**Directions**
Your answer should be each line of the entries that contains the word "кеша", copied in full.

Records shown Start Marker

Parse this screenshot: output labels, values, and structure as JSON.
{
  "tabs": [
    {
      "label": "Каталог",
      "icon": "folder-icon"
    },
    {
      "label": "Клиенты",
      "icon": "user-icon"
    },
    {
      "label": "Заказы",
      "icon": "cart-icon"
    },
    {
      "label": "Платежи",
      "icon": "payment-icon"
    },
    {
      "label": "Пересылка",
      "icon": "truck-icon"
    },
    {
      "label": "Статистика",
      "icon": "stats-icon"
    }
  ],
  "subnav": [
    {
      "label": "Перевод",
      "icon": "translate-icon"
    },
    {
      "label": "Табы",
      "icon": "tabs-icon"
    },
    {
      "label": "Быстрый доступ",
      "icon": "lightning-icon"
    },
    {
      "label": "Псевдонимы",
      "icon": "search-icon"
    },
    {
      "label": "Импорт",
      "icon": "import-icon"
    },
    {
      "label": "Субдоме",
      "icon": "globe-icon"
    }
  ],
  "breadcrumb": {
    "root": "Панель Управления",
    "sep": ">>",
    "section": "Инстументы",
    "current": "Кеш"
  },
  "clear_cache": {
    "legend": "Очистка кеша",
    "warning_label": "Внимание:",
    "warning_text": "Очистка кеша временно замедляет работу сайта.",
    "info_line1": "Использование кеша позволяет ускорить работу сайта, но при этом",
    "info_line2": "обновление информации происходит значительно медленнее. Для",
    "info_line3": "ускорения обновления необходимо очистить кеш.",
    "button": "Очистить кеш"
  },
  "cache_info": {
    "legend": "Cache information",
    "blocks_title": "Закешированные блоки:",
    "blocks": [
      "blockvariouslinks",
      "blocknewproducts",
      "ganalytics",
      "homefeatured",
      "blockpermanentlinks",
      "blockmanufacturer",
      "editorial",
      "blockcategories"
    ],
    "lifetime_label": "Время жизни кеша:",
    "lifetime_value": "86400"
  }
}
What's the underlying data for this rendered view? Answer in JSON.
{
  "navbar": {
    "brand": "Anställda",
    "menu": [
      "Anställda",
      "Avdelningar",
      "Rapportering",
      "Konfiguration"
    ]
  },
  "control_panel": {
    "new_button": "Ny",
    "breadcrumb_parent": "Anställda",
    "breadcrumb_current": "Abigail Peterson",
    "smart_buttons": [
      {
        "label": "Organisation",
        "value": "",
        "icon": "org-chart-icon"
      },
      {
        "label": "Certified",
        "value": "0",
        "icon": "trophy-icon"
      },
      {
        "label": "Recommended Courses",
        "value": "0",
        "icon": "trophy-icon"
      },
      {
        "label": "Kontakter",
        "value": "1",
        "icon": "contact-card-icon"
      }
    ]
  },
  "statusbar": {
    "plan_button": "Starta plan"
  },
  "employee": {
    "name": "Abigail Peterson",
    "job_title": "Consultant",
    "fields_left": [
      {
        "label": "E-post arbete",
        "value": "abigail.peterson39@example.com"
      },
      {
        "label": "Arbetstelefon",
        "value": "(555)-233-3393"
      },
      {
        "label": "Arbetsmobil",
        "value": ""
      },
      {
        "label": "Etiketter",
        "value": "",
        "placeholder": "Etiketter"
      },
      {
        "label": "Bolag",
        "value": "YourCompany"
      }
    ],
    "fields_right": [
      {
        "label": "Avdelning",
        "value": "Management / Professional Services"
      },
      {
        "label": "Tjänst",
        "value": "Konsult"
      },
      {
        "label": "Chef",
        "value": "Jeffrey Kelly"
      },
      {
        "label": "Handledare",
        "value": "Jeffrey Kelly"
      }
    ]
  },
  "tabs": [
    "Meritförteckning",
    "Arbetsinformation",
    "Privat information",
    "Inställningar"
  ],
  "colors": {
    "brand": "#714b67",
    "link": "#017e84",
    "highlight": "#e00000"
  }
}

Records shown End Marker

**Written response**
    "legend": "Очистка кеша",
    "warning_text": "Очистка кеша временно замедляет работу сайта.",
    "info_line1": "Использование кеша позволяет ускорить работу сайта, но при этом",
    "lifetime_label": "Время жизни кеша:",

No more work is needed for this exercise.